In the future, Campbell hopes to return to the Amazon; "There exists a significant task in educating the current inhabitants of the Amazon about sustainable methods of agriculture to repair the environmental consequences along with the corresponding social restructuring."


A Developmental Study of Pollen and
Anther Morphology in the American Lotus

- Sarah Kreunen,
senior Biology major
Division of Science

Nelumbo lutea, commonly known as the American lotus, is a plant indigenous to North America that has historically been thought to be related to the Nymphaeales, or water lilies. However, recent studies have also linked it to the lower eudicots (a more advanced group of plants that includes the sycamore).

Dedicating over two years conducting a developmental study of pollen in the American lotus, Sarah Kreunen looks forward to a publication and an excellent future in graduate school because of her research experience at Truman.

Kreunen's love for biology was greatly enhanced when she took a microscopy course from her now mentor, biologist, Dr. Jeffrey Osborn. His enthusiasm inspired a similar passion within her. Since 1996, Kreunen has dedicated countless hours in the lab studying how the American lotus develops pollen. This involves studying the anther of the lotus. The anther is the portion of the stamen where pollen is produced. Each of the 50 lotus buds she collected in the summer of 1996 average 1.27 centimeters in length.

The anther is significantly smaller (between 2.5 millimeters and 38 millimeters in length - about the width of a blade of grass) and requires the use of a light microscope, a scanning electron microscope and a transmission electron microscope to conduct research on this minute specimen.

Painstaking hours were spent documenting pollen development in an effort to better understand the process and then, ultimately, coming to the conclusion that the American lotus, historically having been related to water lilies (believed to be primitive), instead demonstrates a relation to some lower eudicots. This conclusion is significant because this new knowledge can be used to gain a better understanding of the evolution of flowering plants.
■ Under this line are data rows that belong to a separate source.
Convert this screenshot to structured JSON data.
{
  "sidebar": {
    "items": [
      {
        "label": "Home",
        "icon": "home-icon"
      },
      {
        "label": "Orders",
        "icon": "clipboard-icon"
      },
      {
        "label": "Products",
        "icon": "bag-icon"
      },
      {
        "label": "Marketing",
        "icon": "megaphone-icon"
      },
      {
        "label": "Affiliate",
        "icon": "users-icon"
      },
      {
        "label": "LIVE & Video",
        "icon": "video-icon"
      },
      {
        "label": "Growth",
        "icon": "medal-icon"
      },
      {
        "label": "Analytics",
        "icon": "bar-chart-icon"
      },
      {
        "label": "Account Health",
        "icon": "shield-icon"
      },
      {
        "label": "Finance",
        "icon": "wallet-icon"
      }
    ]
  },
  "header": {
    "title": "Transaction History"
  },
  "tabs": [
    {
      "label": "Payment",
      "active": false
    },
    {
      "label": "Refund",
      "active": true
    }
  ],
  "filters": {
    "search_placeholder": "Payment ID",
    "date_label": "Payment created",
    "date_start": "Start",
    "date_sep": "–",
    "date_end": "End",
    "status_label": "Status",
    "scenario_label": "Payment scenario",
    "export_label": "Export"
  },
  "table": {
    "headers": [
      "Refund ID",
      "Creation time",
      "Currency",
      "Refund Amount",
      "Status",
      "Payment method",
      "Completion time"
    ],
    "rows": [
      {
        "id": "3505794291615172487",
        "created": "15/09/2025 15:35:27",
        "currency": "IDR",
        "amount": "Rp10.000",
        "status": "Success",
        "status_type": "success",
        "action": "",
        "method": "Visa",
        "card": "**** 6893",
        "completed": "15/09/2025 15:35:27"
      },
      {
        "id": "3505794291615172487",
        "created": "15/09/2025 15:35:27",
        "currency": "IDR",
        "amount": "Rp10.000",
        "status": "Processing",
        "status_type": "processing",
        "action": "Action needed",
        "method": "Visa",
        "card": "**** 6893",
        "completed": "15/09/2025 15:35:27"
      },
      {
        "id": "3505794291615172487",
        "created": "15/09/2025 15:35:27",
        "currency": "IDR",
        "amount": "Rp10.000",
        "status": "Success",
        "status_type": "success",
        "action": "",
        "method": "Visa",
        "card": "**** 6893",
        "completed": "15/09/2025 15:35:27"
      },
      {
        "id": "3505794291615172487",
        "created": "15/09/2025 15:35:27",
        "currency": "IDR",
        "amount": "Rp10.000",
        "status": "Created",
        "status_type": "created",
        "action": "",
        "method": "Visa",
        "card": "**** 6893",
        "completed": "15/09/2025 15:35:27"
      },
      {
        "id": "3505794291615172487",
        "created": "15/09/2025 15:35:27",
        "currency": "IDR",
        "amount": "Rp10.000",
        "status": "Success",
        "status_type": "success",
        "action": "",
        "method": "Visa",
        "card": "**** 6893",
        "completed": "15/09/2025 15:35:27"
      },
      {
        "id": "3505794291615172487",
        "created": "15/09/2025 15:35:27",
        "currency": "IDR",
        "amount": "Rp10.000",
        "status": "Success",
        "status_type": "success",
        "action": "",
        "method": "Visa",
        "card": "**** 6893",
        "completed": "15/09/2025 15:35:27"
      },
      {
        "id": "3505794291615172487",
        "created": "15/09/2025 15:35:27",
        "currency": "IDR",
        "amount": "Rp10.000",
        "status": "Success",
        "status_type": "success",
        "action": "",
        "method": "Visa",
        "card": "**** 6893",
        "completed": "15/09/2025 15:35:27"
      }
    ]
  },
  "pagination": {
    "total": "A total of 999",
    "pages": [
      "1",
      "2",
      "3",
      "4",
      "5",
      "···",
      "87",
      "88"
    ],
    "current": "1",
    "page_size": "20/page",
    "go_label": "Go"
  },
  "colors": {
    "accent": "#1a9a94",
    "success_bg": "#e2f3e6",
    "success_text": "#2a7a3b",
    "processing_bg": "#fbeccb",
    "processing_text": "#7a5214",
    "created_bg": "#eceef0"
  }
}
Charles Darwin referred to the origin of flowering plants as an "abominable mystery." Perhaps, through Kreunen's research, we can better understand the nature of flowering plants which are the most dominant type of plants on earth and most critical to humans for medicinal, agronomical and other purposes.

Kreunen's thirty-one-page thesis, a requirement for departmental honors, will be submitted for publication. Her final projects for this summer include fine-tuning her thesis, presenting at an international conference in London, and writing and developing protocol for the video imaging archiving system that will benefit future students enrolled in the microscopy course. Kreunen will then pursue graduate studies at Arizona State University.



Students Display Research at Capitol

Truman students participated in The Truman Experience: Undergraduate Scholarship, where they presented their research at the Missouri State Capitol in Jefferson City. More than 50 students were at the Capitol April 8 to discuss their undergraduate research projects with Missouri legislators.

Senator Mike Lybyer listens to
Tracey Mertens as she presents her research at the capitol.

Senator Anita Yeckel with Carrie Auer,
senior economics major.